Appeared on stage as Medea in Jean Anouilh's play, directed by Gian Carlo Menotti
Came to attention of film director Goffredo Alessandrini who cast her in a small part in "Cavalleria" (1936)
Appeared in racy revues for servicemen during the American occupation of Rome after WWII
Returned to Italian stage in "La Lupa/She-Wolf" under the direction of Franco Zeffirelli
Film debut in bit part in silent film, "Scampolo"
Made first Hollywood film, "The Rose Tattoo"
"Il Miracolo/The Miracle" segment of the 1947 film "L'Amore/Love" was banned by the Commissioner of Licenses as "blasphemous" when it opened in New York in December
Final film appearance in a cameo in "Fellini's Roma"
Film acting debut in "La Cieca di Sorrento/The Blind Women of Sorrento"
Worked in nightclubs where she sang street songs in a torchy contralto; also appeared in variety revues and by 1926 in experimental plays
Appeared in first important film, "Teresa Venerdi/Friday Theresa" (directed by Vittorio de Sica)
Brought up in poverty by her maternal grandparents after her Egyptian father disappeared and her unmarried Italian mother departed for Egypt
Final film performance in "The Secret of Santa Vittoria"
A volatile, commanding star of post-war Italian cinema, Anna Magnani was once described by director William Dieterle as "the last of the great shameless emotionalists". She gained international attention for her impassioned performance in Roberto Rossellini's "Open City" (1945). Though her early career had encompassed repertory work, musical comedy and vaudeville, Magnani subsequently tended to appear in tempestuous, earthy and maternal roles, such as the overbearing stage mother in Visconti's "Bellismima" (1951) and the passionate widow in her Oscar-winning Hollywood turn in "The Rose Tattoo" (1955), written by Tennessee Williams with her in mind.
Wild-eyed, with a dumpy, matronly figure, and a disheveled appearance, Magnani nonetheless became a symbol of seething, earthy, mature sexuality in the postwar years and throughout the 1950s. She was outstanding as the commedia dell'arte actress in Jean Renoir's "The Golden Coach" (1952) and her performance as a deranged peasant who believes herself impregnated by St. Joseph in Rossellini's "L'Amore" (1948) was condemned by American censors as blasphemous.
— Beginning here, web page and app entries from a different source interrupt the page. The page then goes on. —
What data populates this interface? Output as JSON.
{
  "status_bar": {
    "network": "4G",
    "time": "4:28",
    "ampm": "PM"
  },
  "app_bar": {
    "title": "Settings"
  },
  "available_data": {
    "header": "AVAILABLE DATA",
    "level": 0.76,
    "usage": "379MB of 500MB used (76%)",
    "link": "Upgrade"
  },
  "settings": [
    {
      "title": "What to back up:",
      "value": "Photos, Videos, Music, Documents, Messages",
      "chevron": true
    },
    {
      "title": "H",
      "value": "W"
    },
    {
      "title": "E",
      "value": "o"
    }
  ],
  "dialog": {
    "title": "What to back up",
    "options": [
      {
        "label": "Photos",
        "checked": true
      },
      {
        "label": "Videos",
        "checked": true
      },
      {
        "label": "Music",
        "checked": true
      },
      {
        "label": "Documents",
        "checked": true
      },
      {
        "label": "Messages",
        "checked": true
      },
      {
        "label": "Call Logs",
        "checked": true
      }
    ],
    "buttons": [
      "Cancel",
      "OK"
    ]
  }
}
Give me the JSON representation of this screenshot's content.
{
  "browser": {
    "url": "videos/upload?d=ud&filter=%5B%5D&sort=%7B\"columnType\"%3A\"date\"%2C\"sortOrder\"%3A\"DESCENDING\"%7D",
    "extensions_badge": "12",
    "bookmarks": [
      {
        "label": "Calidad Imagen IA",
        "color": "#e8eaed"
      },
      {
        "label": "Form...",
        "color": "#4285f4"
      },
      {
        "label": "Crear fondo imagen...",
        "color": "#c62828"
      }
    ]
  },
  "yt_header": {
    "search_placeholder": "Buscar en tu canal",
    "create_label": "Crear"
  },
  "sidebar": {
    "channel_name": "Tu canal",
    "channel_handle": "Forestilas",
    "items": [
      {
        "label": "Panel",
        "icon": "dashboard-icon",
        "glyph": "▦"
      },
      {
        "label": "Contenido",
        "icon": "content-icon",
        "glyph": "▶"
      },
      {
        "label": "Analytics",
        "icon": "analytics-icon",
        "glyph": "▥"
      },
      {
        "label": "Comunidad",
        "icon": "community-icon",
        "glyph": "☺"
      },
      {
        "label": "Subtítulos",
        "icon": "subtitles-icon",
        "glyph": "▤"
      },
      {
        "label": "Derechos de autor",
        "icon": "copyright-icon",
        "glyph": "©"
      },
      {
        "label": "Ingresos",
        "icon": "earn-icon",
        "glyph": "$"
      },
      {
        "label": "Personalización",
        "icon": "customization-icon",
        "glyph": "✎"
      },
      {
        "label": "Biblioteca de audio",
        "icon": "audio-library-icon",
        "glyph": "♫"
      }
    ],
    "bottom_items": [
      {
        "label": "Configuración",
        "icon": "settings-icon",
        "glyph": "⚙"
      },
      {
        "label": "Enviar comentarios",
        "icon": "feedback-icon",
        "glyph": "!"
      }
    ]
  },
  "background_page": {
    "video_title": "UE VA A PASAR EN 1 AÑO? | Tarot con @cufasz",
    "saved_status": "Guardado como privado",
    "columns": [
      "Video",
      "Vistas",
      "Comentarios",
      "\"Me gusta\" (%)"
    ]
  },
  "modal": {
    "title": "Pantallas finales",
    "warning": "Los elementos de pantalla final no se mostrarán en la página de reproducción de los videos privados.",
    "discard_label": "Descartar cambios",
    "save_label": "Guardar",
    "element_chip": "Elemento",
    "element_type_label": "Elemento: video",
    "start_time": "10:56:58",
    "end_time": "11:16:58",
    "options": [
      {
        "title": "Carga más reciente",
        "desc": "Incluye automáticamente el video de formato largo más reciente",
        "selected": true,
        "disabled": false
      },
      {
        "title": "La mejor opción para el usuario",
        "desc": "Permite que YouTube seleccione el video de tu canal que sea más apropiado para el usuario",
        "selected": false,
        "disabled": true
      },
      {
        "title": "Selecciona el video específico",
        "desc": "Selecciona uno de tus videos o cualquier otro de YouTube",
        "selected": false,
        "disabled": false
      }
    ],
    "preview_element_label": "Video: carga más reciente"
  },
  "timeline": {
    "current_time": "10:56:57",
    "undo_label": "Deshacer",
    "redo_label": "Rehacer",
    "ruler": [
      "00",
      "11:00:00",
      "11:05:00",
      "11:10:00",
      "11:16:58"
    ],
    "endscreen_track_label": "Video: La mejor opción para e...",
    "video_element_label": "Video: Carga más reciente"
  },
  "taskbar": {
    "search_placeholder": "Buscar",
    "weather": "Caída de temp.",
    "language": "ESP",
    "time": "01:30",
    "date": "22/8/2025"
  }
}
Magnani's last really important performance in film came with her galvanizing work in the title role of Pier Paolo Pasolini's powerful "Mamma Roma" (1962), though she was quite pleasingly robust and lusty in the enjoyable comedy "The Secret of Santa Vittoria" (1969). Her last screen role was a cameo in Fellini's "Roma" (1972).
born in 1942; father, Massimo Serrato; later stricken with polio